‘Girls bowled, batted, ran and catched’
Are you surprised when I tell you that women’s cricket was played in the 1700s? The first recorded match took place in Surrey on 26 July 1745 between teams from Bramley and Hambleton.
Here is the match report from the Derby Mercury of 9 August 1745:
‘The greatest Cricket Match that ever was played in the South Part of England, was on Friday the 26th of last Month, on Gosden Common near Guildford in Surrey, between eleven Maids of Bramley, and eleven Maids of Hambleton, dressed all in White, the Bramley Maids had blue Ribbons, and the Hambleton Maids red Ribbons on their Heads; the Bramley Girls got 119 Notches, and the Hambleton Girls 127; there was of both Sexes the greatest Number that ever was seen on such an Occasion, the Girls bowled, batted, ran, and catched, as well as any Men could do in that Game.’
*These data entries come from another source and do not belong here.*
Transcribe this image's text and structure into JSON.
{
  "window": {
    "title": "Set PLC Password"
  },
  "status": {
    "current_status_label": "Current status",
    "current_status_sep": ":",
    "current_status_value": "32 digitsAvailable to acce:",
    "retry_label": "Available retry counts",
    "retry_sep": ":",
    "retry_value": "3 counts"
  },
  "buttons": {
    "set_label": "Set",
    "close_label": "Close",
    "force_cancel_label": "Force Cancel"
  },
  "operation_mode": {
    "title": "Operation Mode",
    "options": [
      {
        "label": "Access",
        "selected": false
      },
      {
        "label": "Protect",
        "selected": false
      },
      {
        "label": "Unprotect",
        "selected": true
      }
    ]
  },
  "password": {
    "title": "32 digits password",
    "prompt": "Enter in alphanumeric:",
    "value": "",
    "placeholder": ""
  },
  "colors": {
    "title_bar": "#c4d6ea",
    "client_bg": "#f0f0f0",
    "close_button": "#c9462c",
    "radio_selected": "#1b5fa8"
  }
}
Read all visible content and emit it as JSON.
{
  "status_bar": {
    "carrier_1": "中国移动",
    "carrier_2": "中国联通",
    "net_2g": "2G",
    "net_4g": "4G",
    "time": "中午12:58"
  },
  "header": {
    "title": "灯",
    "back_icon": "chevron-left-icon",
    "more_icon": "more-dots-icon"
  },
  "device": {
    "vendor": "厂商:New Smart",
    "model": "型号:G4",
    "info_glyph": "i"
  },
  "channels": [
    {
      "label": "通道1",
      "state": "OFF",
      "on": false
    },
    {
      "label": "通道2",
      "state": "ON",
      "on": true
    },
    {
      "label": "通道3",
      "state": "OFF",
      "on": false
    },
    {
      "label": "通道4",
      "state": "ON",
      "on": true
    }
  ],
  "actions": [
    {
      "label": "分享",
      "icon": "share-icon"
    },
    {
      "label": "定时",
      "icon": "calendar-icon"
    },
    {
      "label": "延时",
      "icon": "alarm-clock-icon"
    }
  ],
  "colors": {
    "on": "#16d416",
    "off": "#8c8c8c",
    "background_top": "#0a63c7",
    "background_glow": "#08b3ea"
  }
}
An English Girl from W S Gilbert, The Bab Ballads (1898) BL flickr
Nearly 150 years later, two teams of women were formed as ‘The Original English Lady Cricketers’. The aim was to prove the ‘suitability of the National Game as a pastime for the fair sex in preference to Lawn Tennis and other less scientific games’. The young players were carefully selected and went through a rigorous programme of training and practice.
The elevens toured the main towns of the UK from 1890, putting on exhibition matches in a ‘select and refined’ manner. The women were ‘elegantly and appropriately attired’, and accompanied by a matron at all engagements.
Advertisements for the tour described the Lady Cricketers as a ‘Genuine Novelty’ but stressed that the entertainment was ‘Sport not Clowning’. The women were ‘Refined Lady Athletes, not Burlesque Masqueraders’.
British Newspaper Archive The Era 15 March 1890
Newspaper commentators greeted the formation of the troupe with some cynicism. One widely published report was condescending about the forthcoming matches: ‘when scrambling across the pitch to steal a short run, we fear that dignity and elegance can with difficulty be preserved. The appearance of pads beneath a short skirt is very clumsy. It will be curious, again, to see how many of the team can throw properly, without causing the ribald populace to snigger. Of one thing there can be no doubt, that these lady cricketers are brave, very brave women, and also highly original’.
Lead Curator, East India Company Records
Marjorie Pollard, Cricket for women and girls (London, 1934)
British Newspaper Archive e.g. Derby Mercury 9 August 1745; The Era 15 March 1890; Leighton Buzzard Observer and Linslade Gazette 1 April 1890